HOW TO COMPLETE THIS TASK: Look for the word "Align" in the records, and copy each line where it appears.

(Data about app and page elements)

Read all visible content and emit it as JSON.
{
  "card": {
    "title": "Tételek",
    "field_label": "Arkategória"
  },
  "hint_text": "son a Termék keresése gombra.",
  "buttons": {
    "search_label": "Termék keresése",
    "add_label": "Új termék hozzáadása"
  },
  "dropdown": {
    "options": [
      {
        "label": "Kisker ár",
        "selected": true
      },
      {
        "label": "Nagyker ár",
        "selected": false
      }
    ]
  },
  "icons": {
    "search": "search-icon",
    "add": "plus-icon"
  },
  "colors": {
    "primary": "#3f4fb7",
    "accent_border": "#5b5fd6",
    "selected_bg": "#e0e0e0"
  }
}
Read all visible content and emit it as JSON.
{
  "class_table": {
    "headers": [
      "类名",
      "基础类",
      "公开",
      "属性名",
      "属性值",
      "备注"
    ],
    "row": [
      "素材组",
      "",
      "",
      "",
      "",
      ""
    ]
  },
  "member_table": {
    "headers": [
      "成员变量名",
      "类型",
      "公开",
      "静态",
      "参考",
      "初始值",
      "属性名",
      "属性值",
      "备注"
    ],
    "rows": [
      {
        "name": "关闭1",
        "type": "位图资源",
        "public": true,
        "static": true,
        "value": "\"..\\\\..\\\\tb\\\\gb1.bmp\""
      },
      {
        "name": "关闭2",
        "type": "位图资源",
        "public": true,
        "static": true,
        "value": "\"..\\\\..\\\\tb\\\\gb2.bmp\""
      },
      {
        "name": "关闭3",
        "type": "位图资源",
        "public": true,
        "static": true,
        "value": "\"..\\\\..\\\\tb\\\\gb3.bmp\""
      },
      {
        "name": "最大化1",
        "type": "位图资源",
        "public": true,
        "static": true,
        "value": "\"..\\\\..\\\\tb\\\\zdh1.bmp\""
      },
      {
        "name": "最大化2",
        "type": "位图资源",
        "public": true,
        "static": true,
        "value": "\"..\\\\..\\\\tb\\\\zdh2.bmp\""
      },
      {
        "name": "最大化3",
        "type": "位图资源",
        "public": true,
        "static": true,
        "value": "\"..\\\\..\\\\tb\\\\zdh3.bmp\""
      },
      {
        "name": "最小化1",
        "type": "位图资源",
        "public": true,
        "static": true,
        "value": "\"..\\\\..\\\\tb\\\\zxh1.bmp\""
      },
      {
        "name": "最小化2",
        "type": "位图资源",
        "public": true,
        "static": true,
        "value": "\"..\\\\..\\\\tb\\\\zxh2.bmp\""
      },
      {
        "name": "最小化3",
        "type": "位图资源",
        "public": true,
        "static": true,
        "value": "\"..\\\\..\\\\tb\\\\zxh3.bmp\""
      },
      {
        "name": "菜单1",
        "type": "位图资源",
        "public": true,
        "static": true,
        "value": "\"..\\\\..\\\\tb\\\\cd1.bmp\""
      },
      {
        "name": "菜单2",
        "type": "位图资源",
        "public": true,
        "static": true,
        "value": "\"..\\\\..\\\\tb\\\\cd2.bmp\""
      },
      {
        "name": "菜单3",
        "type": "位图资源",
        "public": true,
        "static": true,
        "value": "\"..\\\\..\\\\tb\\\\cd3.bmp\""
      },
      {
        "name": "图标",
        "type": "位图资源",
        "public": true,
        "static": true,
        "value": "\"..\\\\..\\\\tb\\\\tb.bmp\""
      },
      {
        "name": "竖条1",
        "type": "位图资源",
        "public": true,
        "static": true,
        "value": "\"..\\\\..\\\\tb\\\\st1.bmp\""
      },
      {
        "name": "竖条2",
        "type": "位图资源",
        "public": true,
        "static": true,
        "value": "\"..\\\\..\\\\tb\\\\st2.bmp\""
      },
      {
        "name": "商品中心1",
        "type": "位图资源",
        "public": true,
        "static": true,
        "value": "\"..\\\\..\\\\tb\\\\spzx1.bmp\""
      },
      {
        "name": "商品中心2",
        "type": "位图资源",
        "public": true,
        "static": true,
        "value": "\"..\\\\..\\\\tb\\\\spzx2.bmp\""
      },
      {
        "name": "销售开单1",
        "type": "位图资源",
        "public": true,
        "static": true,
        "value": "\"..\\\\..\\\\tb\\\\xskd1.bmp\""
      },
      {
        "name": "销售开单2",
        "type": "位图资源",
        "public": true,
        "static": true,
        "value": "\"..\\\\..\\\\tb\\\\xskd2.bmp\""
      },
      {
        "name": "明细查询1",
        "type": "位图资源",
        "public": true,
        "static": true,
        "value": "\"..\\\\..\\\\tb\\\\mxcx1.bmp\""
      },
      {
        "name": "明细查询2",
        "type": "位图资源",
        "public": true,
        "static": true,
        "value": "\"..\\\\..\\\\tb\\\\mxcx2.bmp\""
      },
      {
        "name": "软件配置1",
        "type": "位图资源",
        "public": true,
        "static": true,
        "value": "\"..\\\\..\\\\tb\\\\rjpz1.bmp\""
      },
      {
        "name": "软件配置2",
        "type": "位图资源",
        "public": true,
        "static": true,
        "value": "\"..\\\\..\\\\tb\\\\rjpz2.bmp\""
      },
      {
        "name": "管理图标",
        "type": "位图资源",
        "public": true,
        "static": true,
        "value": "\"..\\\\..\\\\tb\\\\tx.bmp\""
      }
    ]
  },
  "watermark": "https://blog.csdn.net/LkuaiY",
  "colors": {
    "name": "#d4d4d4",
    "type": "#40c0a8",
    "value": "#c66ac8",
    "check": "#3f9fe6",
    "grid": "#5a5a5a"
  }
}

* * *

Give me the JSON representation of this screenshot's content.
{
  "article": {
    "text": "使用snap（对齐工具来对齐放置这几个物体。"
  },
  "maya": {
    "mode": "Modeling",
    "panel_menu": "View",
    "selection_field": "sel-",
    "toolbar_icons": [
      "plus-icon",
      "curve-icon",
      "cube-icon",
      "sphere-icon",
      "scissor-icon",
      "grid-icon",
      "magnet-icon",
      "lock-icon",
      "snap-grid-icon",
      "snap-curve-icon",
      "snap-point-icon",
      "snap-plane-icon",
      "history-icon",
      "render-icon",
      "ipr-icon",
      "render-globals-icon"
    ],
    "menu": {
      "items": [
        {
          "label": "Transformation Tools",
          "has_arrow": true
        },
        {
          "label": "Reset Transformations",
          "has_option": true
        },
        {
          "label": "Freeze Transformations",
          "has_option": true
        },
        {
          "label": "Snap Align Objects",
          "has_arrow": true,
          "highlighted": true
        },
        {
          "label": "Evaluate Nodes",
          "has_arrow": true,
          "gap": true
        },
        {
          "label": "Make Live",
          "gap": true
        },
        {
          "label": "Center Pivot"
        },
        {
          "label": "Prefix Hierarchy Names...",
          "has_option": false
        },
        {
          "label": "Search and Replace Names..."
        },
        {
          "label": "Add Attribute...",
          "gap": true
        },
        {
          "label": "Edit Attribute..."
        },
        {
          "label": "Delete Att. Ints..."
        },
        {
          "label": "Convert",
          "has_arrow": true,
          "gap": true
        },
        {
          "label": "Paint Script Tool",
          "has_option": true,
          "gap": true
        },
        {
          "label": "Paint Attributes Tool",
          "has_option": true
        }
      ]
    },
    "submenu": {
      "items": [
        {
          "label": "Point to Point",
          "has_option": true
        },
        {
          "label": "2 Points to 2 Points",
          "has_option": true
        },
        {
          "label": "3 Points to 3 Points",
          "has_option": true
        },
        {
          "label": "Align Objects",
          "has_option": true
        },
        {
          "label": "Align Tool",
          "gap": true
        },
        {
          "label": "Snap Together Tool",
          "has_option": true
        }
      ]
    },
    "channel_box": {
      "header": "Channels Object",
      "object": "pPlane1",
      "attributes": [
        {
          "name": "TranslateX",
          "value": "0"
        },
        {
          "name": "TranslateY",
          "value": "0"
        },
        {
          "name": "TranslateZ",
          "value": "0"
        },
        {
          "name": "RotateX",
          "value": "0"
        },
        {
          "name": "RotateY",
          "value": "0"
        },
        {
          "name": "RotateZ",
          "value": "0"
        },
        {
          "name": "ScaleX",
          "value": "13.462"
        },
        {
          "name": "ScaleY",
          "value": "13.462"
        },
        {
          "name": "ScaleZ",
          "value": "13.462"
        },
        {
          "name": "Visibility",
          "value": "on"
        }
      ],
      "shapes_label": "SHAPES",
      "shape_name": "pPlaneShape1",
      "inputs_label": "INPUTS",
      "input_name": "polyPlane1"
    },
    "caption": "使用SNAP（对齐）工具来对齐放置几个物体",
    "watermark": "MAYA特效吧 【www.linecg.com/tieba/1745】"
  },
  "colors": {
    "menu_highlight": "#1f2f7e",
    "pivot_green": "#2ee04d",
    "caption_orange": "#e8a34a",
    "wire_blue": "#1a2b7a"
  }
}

YOUR RESPONSE:
          "label": "Snap Align Objects",
          "label": "Align Objects",
          "label": "Align Tool",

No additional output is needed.